Of course we loved our house when we first bought it. You’ve got to really love a collection of bricks to hand over the best part of half a million pounds, after all.
I remember when we first viewed it: I was seven months pregnant, we were looking at 13 houses that weekend and we thought we’d found everything we ever wanted as we wandered through the cute little Victorian terrace in East Dulwich.
It was perfectly preserved in the 1950s, a real home where we could imagine bringing up our imminent arrival.
And, best of all in our eyes, it was a doer-upper. “Oh yes!” we exclaimed when we heard there was no central heating. “Oh we’ll just extend this kitchen right out to the side and back” we panted with enthusiasm on discovering the long narrow galley kitchen with no natural light. “We’ll have that pebble dash off on the very first day” we grinned to each other, all the while thinking of the savings we were making on the purchase price by doing all these things ourselves.
And then we moved in. And the love affair came to a rather abrupt end.
That first winter was so fricking freezing. Without central heating, we shivered away. Ancient electrical heaters in the main rooms provided some warmth but left me with the constant fear of an electrical fire in the night. Heaven forbid if you had to walk out of one room to reach another, shivering all the way down the corridors.
Eventually, the builders moved in, 14 months after we first did. Four months later, structural work completed, we moved back. To a house of bare plaster and a need for endless decorating. Once again, I was seven months pregnant.
Our money long (long!) eaten up, the past 14 months have been spent painting, sanding, hole-filling, caulking and getting quotes for various things that cost a fortune.
But at last it feels as if the end is in sight, signalled by the momentous occasion of the pebble dash being removed. And you know what, I’m reminded for the first time that my house is actually a real little looker.
Under all that ugly brown and grey pebbledash are some beautiful London stock bricks, all now beautifully re-pointed and able to breathe the air for the first time in probably 40 years.
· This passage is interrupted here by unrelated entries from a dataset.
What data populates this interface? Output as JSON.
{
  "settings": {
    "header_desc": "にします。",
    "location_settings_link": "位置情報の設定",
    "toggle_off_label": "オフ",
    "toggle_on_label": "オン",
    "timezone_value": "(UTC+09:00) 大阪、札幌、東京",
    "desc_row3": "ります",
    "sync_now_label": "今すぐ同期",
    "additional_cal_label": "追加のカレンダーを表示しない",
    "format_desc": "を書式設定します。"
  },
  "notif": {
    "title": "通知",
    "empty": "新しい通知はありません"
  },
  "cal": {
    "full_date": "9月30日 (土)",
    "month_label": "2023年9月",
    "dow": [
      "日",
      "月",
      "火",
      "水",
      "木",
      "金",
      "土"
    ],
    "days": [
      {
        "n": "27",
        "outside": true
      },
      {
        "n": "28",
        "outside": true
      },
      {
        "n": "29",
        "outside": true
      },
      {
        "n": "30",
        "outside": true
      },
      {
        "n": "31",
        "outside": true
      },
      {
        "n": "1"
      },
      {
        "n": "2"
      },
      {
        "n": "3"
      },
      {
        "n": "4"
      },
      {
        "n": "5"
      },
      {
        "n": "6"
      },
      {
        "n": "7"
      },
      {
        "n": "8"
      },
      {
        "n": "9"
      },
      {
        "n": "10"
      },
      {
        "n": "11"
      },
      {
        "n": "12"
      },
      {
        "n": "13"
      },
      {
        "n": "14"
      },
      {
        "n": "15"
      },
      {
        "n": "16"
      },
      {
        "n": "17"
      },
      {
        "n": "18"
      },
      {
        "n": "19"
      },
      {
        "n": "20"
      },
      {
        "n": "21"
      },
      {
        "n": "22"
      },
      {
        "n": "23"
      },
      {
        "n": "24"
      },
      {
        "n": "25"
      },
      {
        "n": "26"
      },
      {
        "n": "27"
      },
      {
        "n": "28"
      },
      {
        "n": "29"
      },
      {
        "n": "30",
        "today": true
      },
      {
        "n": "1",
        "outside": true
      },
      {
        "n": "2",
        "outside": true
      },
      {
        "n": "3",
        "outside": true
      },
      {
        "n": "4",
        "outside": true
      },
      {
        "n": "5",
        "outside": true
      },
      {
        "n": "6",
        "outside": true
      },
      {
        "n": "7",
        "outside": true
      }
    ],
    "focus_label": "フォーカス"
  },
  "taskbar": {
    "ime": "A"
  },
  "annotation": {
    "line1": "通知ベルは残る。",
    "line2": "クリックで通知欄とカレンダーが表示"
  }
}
Next steps: plant a climbing white rose up the front and replace the windows. Possibly in the opposite order. Ah, little house, you’ll be a proper beauty again before too long.